▶ _Data supplied_:

☆ ☆ ☆

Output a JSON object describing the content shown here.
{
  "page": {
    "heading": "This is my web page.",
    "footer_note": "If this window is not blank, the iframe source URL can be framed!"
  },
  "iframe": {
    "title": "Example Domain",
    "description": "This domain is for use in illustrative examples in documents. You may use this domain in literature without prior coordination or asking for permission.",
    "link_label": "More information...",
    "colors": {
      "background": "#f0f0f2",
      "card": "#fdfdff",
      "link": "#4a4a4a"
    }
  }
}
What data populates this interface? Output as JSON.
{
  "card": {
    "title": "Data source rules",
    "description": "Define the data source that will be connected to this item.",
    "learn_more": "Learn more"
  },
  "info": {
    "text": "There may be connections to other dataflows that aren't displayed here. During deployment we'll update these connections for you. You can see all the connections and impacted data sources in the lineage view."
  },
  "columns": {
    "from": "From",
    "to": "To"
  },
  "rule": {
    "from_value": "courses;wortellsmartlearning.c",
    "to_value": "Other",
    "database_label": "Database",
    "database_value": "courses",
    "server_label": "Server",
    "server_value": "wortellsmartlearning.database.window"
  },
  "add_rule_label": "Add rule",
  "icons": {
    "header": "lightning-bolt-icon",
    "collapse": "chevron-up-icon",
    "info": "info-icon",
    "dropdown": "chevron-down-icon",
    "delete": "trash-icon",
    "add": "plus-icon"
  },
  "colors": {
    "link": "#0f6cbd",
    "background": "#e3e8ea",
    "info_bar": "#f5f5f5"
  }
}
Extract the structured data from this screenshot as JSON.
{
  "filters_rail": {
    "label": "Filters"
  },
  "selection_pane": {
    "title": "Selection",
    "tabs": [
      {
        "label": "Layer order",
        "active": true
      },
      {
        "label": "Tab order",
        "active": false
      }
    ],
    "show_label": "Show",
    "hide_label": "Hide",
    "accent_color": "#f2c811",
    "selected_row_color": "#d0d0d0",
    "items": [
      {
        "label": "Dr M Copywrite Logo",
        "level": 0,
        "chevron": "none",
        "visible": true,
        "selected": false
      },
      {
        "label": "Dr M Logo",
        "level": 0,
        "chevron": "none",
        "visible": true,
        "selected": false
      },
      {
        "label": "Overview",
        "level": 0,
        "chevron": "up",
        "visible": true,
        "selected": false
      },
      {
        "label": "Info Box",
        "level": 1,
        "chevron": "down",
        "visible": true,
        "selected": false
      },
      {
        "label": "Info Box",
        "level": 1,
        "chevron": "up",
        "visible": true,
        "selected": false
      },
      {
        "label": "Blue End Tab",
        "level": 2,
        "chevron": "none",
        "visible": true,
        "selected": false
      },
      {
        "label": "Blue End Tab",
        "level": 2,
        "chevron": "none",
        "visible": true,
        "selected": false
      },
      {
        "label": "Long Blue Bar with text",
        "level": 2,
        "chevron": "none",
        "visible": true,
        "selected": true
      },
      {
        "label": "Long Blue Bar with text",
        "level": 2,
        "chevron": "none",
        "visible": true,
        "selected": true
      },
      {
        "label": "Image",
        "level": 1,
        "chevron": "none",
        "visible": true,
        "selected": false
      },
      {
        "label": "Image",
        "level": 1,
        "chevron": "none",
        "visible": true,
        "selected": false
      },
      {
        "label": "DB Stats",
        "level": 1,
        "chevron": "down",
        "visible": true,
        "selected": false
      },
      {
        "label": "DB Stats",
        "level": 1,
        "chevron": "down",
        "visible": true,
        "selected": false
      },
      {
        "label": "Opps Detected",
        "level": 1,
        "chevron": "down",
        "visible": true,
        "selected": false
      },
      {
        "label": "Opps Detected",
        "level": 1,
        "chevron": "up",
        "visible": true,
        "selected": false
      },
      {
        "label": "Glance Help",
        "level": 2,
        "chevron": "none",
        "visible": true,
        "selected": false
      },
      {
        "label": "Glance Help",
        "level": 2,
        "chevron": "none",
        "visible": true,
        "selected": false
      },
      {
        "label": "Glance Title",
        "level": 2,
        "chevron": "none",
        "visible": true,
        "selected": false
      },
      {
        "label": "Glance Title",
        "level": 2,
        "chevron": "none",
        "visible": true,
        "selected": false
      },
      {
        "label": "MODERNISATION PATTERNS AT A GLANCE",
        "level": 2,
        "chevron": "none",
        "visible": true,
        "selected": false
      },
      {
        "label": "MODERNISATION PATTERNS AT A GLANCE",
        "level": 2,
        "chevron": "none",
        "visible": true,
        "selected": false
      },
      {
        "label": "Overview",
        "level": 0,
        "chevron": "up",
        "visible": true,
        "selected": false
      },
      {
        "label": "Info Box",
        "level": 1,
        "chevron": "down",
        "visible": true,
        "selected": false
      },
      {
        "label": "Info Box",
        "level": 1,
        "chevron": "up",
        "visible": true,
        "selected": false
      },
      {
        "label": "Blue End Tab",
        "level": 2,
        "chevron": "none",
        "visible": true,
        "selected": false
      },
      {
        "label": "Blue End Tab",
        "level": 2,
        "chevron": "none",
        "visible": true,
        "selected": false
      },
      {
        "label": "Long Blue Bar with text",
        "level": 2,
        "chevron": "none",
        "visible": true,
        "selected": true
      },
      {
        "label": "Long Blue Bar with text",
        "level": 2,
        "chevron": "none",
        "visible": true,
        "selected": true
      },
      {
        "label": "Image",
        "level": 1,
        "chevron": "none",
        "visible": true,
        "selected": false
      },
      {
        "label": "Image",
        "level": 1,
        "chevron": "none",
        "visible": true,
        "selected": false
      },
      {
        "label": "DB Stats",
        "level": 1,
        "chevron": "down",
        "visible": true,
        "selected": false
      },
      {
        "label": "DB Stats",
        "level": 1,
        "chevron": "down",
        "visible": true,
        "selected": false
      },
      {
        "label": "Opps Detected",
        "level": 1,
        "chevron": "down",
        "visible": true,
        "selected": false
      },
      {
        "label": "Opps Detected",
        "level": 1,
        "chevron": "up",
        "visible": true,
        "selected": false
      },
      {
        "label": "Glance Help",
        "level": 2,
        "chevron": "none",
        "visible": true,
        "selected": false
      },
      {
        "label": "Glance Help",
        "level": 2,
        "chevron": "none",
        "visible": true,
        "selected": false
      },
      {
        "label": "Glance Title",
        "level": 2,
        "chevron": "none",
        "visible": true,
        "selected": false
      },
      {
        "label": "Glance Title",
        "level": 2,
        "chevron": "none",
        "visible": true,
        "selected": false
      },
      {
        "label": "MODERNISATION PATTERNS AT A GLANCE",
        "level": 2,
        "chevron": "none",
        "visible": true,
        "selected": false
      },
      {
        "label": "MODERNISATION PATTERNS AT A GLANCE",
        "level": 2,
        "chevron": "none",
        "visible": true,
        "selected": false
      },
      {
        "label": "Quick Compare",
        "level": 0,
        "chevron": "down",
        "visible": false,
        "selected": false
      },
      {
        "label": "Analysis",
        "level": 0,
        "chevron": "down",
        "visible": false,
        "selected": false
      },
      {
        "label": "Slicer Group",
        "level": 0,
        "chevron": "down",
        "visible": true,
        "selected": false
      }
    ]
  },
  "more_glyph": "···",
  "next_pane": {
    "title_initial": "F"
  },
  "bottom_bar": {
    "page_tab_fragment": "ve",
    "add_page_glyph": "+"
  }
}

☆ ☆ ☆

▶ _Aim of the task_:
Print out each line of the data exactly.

▶ _Answer area_:
Output a JSON object describing the content shown here.
{
  "page": {
    "heading": "This is my web page.",
    "footer_note": "If this window is not blank, the iframe source URL can be framed!"
  },
  "iframe": {
    "title": "Example Domain",
    "description": "This domain is for use in illustrative examples in documents. You may use this domain in literature without prior coordination or asking for permission.",
    "link_label": "More information...",
    "colors": {
      "background": "#f0f0f2",
      "card": "#fdfdff",
      "link": "#4a4a4a"
    }
  }
}
What data populates this interface? Output as JSON.
{
  "card": {
    "title": "Data source rules",
    "description": "Define the data source that will be connected to this item.",
    "learn_more": "Learn more"
  },
  "info": {
    "text": "There may be connections to other dataflows that aren't displayed here. During deployment we'll update these connections for you. You can see all the connections and impacted data sources in the lineage view."
  },
  "columns": {
    "from": "From",
    "to": "To"
  },
  "rule": {
    "from_value": "courses;wortellsmartlearning.c",
    "to_value": "Other",
    "database_label": "Database",
    "database_value": "courses",
    "server_label": "Server",
    "server_value": "wortellsmartlearning.database.window"
  },
  "add_rule_label": "Add rule",
  "icons": {
    "header": "lightning-bolt-icon",
    "collapse": "chevron-up-icon",
    "info": "info-icon",
    "dropdown": "chevron-down-icon",
    "delete": "trash-icon",
    "add": "plus-icon"
  },
  "colors": {
    "link": "#0f6cbd",
    "background": "#e3e8ea",
    "info_bar": "#f5f5f5"
  }
}
Extract the structured data from this screenshot as JSON.
{
  "filters_rail": {
    "label": "Filters"
  },
  "selection_pane": {
    "title": "Selection",
    "tabs": [
      {
        "label": "Layer order",
        "active": true
      },
      {
        "label": "Tab order",
        "active": false
      }
    ],
    "show_label": "Show",
    "hide_label": "Hide",
    "accent_color": "#f2c811",
    "selected_row_color": "#d0d0d0",
    "items": [
      {
        "label": "Dr M Copywrite Logo",
        "level": 0,
        "chevron": "none",
        "visible": true,
        "selected": false
      },
      {
        "label": "Dr M Logo",
        "level": 0,
        "chevron": "none",
        "visible": true,
        "selected": false
      },
      {
        "label": "Overview",
        "level": 0,
        "chevron": "up",
        "visible": true,
        "selected": false
      },
      {
        "label": "Info Box",
        "level": 1,
        "chevron": "down",
        "visible": true,
        "selected": false
      },
      {
        "label": "Info Box",
        "level": 1,
        "chevron": "up",
        "visible": true,
        "selected": false
      },
      {
        "label": "Blue End Tab",
        "level": 2,
        "chevron": "none",
        "visible": true,
        "selected": false
      },
      {
        "label": "Blue End Tab",
        "level": 2,
        "chevron": "none",
        "visible": true,
        "selected": false
      },
      {
        "label": "Long Blue Bar with text",
        "level": 2,
        "chevron": "none",
        "visible": true,
        "selected": true
      },
      {
        "label": "Long Blue Bar with text",
        "level": 2,
        "chevron": "none",
        "visible": true,
        "selected": true
      },
      {
        "label": "Image",
        "level": 1,
        "chevron": "none",
        "visible": true,
        "selected": false
      },
      {
        "label": "Image",
        "level": 1,
        "chevron": "none",
        "visible": true,
        "selected": false
      },
      {
        "label": "DB Stats",
        "level": 1,
        "chevron": "down",
        "visible": true,
        "selected": false
      },
      {
        "label": "DB Stats",
        "level": 1,
        "chevron": "down",
        "visible": true,
        "selected": false
      },
      {
        "label": "Opps Detected",
        "level": 1,
        "chevron": "down",
        "visible": true,
        "selected": false
      },
      {
        "label": "Opps Detected",
        "level": 1,
        "chevron": "up",
        "visible": true,
        "selected": false
      },
      {
        "label": "Glance Help",
        "level": 2,
        "chevron": "none",
        "visible": true,
        "selected": false
      },
      {
        "label": "Glance Help",
        "level": 2,
        "chevron": "none",
        "visible": true,
        "selected": false
      },
      {
        "label": "Glance Title",
        "level": 2,
        "chevron": "none",
        "visible": true,
        "selected": false
      },
      {
        "label": "Glance Title",
        "level": 2,
        "chevron": "none",
        "visible": true,
        "selected": false
      },
      {
        "label": "MODERNISATION PATTERNS AT A GLANCE",
        "level": 2,
        "chevron": "none",
        "visible": true,
        "selected": false
      },
      {
        "label": "MODERNISATION PATTERNS AT A GLANCE",
        "level": 2,
        "chevron": "none",
        "visible": true,
        "selected": false
      },
      {
        "label": "Overview",
        "level": 0,
        "chevron": "up",
        "visible": true,
        "selected": false
      },
      {
        "label": "Info Box",
        "level": 1,
        "chevron": "down",
        "visible": true,
        "selected": false
      },
      {
        "label": "Info Box",
        "level": 1,
        "chevron": "up",
        "visible": true,
        "selected": false
      },
      {
        "label": "Blue End Tab",
        "level": 2,
        "chevron": "none",
        "visible": true,
        "selected": false
      },
      {
        "label": "Blue End Tab",
        "level": 2,
        "chevron": "none",
        "visible": true,
        "selected": false
      },
      {
        "label": "Long Blue Bar with text",
        "level": 2,
        "chevron": "none",
        "visible": true,
        "selected": true
      },
      {
        "label": "Long Blue Bar with text",
        "level": 2,
        "chevron": "none",
        "visible": true,
        "selected": true
      },
      {
        "label": "Image",
        "level": 1,
        "chevron": "none",
        "visible": true,
        "selected": false
      },
      {
        "label": "Image",
        "level": 1,
        "chevron": "none",
        "visible": true,
        "selected": false
      },
      {
        "label": "DB Stats",
        "level": 1,
        "chevron": "down",
        "visible": true,
        "selected": false
      },
      {
        "label": "DB Stats",
        "level": 1,
        "chevron": "down",
        "visible": true,
        "selected": false
      },
      {
        "label": "Opps Detected",
        "level": 1,
        "chevron": "down",
        "visible": true,
        "selected": false
      },
      {
        "label": "Opps Detected",
        "level": 1,
        "chevron": "up",
        "visible": true,
        "selected": false
      },
      {
        "label": "Glance Help",
        "level": 2,
        "chevron": "none",
        "visible": true,
        "selected": false
      },
      {
        "label": "Glance Help",
        "level": 2,
        "chevron": "none",
        "visible": true,
        "selected": false
      },
      {
        "label": "Glance Title",
        "level": 2,
        "chevron": "none",
        "visible": true,
        "selected": false
      },
      {
        "label": "Glance Title",
        "level": 2,
        "chevron": "none",
        "visible": true,
        "selected": false
      },
      {
        "label": "MODERNISATION PATTERNS AT A GLANCE",
        "level": 2,
        "chevron": "none",
        "visible": true,
        "selected": false
      },
      {
        "label": "MODERNISATION PATTERNS AT A GLANCE",
        "level": 2,
        "chevron": "none",
        "visible": true,
        "selected": false
      },
      {
        "label": "Quick Compare",
        "level": 0,
        "chevron": "down",
        "visible": false,
        "selected": false
      },
      {
        "label": "Analysis",
        "level": 0,
        "chevron": "down",
        "visible": false,
        "selected": false
      },
      {
        "label": "Slicer Group",
        "level": 0,
        "chevron": "down",
        "visible": true,
        "selected": false
      }
    ]
  },
  "more_glyph": "···",
  "next_pane": {
    "title_initial": "F"
  },
  "bottom_bar": {
    "page_tab_fragment": "ve",
    "add_page_glyph": "+"
  }
}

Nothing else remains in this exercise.